What to produce |
Whenever a line in the data holds the string "moved", pull that line out.

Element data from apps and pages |
Content starts

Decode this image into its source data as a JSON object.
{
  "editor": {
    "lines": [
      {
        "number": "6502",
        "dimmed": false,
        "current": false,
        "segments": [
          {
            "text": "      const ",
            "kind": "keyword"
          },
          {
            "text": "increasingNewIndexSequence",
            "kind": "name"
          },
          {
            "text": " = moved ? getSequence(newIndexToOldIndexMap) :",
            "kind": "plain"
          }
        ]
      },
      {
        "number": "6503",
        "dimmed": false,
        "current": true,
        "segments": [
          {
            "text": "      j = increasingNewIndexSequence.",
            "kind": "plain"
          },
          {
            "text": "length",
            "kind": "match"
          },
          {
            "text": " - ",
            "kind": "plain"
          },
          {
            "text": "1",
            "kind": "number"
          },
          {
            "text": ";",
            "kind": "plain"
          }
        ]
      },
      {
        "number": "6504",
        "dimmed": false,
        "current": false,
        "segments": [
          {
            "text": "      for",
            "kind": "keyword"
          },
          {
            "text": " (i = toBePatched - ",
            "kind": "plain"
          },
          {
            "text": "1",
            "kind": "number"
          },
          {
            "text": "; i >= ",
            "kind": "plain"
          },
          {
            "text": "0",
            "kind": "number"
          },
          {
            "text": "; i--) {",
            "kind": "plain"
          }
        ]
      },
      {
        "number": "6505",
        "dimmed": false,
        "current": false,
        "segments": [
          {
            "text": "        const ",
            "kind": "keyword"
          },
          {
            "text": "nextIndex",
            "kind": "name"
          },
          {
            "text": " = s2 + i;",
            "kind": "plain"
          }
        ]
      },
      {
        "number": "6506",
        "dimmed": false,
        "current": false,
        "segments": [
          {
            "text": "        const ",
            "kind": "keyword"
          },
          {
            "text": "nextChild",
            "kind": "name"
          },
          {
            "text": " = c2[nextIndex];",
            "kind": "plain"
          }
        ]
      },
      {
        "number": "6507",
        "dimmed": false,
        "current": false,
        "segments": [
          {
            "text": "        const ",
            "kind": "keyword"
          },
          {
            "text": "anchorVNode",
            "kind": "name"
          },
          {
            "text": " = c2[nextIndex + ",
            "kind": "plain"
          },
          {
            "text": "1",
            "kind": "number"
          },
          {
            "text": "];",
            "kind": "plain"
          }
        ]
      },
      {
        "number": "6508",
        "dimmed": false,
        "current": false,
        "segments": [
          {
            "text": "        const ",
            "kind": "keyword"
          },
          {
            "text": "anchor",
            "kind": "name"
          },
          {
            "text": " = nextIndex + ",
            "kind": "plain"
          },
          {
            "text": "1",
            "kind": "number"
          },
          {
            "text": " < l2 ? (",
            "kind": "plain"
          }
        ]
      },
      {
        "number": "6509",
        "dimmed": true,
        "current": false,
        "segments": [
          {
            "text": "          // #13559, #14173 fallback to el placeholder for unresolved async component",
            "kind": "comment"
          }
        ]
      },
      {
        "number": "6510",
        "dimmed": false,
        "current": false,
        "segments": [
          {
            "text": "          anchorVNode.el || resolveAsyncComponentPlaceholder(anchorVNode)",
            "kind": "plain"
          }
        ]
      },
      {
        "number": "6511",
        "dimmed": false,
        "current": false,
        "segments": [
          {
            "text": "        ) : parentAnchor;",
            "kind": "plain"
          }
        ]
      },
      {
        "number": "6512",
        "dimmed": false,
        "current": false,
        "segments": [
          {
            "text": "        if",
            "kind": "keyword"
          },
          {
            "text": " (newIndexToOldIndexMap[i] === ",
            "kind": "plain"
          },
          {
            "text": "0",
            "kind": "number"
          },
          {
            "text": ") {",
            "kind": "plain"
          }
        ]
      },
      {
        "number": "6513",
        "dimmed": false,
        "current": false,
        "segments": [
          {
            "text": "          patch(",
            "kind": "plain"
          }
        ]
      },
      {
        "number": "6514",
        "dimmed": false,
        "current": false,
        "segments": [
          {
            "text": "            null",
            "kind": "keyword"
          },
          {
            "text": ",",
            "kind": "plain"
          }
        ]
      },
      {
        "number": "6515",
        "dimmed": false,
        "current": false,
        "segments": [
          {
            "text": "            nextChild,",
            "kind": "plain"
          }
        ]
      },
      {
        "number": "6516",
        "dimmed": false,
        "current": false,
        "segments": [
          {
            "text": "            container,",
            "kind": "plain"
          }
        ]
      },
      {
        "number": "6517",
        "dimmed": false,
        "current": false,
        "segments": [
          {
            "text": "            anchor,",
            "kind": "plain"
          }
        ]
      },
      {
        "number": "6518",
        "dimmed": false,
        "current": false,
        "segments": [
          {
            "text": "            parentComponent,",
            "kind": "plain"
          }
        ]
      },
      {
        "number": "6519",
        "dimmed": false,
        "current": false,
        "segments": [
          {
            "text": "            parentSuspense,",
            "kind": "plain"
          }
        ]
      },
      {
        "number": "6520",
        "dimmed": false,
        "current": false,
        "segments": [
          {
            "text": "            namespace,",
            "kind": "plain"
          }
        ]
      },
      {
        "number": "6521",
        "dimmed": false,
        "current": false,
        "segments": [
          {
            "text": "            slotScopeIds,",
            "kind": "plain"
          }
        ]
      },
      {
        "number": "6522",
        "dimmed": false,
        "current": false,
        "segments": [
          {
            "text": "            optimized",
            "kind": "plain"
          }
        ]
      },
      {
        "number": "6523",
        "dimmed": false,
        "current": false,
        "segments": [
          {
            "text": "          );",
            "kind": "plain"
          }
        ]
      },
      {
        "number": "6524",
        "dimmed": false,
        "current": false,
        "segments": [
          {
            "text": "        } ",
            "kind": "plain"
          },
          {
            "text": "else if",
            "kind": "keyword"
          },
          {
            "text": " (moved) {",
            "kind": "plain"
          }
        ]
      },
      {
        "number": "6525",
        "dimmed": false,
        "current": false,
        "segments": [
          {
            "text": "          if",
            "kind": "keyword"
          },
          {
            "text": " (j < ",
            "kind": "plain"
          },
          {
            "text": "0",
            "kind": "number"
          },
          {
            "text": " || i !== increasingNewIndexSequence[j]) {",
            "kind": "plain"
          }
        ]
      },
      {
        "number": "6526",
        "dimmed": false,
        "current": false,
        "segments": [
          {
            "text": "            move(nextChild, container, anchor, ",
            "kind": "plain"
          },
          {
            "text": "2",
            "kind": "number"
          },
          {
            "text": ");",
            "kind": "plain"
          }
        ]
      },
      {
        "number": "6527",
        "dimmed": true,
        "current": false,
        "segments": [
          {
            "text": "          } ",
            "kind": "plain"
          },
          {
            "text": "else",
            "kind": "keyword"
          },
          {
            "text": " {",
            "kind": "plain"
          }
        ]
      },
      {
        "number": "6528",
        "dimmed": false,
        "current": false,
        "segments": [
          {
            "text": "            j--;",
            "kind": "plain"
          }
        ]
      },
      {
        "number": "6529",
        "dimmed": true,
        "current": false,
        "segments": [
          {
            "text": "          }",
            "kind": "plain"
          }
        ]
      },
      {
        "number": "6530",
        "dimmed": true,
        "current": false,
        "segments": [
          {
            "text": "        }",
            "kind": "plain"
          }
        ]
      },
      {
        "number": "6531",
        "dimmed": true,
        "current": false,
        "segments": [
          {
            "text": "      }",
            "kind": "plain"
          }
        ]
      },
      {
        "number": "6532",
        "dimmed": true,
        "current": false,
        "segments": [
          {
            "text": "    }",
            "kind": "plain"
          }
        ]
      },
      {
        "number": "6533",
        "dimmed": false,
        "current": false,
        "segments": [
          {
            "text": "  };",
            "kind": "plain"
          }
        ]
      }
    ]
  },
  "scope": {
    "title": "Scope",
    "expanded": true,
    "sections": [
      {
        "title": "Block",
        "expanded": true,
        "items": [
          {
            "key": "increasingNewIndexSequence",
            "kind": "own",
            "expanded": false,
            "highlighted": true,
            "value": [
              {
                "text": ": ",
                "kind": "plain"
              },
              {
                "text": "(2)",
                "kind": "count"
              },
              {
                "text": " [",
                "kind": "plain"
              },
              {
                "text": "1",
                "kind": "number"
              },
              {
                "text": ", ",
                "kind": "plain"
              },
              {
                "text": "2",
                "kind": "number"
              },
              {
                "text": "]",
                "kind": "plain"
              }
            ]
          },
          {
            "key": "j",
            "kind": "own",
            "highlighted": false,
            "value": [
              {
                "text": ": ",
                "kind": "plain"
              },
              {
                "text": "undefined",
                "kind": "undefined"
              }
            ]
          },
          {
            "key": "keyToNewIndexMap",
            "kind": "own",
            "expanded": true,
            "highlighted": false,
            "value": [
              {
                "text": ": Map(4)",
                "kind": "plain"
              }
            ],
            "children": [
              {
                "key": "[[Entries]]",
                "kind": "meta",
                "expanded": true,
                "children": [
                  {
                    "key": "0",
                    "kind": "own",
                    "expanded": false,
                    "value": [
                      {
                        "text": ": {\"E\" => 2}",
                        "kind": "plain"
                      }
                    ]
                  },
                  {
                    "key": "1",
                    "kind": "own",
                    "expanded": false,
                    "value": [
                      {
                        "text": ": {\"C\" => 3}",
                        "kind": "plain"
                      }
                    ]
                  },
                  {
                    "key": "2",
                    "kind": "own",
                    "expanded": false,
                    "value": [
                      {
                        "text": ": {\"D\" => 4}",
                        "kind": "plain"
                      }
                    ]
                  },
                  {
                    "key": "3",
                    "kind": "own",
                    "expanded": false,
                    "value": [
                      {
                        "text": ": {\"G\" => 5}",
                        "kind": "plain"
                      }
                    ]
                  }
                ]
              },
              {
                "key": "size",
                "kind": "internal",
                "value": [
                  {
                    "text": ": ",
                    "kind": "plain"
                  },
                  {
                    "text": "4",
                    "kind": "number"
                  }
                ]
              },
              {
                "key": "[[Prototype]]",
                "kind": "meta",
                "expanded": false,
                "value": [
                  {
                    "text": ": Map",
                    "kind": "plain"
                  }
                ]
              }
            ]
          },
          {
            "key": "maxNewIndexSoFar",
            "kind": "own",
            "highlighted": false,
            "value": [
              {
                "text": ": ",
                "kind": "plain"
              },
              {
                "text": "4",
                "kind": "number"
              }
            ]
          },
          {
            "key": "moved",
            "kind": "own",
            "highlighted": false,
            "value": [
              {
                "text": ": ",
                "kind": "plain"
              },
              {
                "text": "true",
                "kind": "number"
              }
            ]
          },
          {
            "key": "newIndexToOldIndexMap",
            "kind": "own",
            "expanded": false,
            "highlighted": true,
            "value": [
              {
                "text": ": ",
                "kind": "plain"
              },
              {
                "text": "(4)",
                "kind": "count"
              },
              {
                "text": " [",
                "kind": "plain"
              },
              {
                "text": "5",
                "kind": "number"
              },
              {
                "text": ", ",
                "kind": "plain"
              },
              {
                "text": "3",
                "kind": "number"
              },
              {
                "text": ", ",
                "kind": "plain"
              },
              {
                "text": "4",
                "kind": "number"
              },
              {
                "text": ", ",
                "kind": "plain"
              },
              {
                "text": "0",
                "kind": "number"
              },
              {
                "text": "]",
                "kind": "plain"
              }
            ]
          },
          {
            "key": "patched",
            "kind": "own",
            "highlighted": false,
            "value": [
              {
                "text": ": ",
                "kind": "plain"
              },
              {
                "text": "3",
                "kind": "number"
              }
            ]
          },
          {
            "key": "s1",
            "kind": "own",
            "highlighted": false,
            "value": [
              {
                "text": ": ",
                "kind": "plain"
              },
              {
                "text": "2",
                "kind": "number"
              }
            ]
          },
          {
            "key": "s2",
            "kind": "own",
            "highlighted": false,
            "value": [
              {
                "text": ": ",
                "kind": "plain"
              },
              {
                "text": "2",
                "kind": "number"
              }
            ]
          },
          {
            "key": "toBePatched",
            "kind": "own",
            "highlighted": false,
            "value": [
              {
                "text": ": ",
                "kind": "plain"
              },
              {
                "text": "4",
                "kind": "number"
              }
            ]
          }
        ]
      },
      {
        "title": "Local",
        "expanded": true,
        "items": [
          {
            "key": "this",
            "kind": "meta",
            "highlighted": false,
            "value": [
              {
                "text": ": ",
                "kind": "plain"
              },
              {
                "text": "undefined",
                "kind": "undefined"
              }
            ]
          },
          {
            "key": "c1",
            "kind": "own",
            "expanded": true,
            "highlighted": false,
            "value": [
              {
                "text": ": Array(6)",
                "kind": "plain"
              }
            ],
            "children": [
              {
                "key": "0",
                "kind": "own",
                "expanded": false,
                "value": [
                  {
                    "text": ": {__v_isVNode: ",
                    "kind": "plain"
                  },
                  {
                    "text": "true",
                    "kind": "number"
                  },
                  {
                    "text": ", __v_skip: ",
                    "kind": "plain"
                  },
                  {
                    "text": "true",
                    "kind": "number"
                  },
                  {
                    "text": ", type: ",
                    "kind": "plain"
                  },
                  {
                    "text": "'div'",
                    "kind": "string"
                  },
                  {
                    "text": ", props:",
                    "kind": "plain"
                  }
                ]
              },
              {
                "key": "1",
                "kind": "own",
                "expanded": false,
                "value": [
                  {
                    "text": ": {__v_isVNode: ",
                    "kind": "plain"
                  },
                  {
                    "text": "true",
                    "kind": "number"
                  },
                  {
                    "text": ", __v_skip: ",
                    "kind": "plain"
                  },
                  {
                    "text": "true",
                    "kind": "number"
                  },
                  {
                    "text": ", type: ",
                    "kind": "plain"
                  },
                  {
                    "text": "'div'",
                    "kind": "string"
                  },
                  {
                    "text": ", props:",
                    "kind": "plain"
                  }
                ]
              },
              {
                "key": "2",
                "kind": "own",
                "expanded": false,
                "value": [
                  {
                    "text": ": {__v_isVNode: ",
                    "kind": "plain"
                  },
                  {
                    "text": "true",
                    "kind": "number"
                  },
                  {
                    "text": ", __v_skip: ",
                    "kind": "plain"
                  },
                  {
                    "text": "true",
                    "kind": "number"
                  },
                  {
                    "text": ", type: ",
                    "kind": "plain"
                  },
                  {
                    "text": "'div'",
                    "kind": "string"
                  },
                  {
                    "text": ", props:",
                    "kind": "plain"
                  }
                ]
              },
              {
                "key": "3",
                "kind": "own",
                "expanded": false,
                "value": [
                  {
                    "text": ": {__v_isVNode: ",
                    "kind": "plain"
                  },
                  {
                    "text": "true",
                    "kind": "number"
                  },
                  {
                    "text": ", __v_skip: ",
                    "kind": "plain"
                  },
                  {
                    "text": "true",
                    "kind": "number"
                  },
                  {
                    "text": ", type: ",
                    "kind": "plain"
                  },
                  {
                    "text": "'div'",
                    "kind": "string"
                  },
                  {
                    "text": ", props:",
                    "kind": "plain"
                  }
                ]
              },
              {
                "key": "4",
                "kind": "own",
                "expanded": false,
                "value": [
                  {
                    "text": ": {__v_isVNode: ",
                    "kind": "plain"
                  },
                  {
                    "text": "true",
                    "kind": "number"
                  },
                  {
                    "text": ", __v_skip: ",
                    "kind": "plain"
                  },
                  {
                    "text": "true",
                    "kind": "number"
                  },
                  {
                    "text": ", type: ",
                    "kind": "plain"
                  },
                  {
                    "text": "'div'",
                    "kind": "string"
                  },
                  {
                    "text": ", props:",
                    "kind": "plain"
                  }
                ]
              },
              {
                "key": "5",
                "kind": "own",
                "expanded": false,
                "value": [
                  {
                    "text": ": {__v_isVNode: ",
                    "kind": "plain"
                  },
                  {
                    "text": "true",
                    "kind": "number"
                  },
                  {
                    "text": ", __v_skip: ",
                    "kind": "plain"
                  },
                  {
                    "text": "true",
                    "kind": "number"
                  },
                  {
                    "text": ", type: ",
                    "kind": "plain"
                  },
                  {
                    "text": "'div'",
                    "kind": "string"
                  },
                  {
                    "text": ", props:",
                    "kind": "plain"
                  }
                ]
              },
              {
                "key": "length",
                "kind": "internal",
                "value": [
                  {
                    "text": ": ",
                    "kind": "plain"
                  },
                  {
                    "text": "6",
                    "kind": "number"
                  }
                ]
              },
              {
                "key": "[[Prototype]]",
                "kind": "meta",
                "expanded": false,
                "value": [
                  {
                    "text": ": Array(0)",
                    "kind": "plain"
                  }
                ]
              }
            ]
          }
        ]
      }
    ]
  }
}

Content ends

Expected answer |
            "text": " = moved ? getSequence(newIndexToOldIndexMap) :",
            "text": " (moved) {",
            "key": "moved",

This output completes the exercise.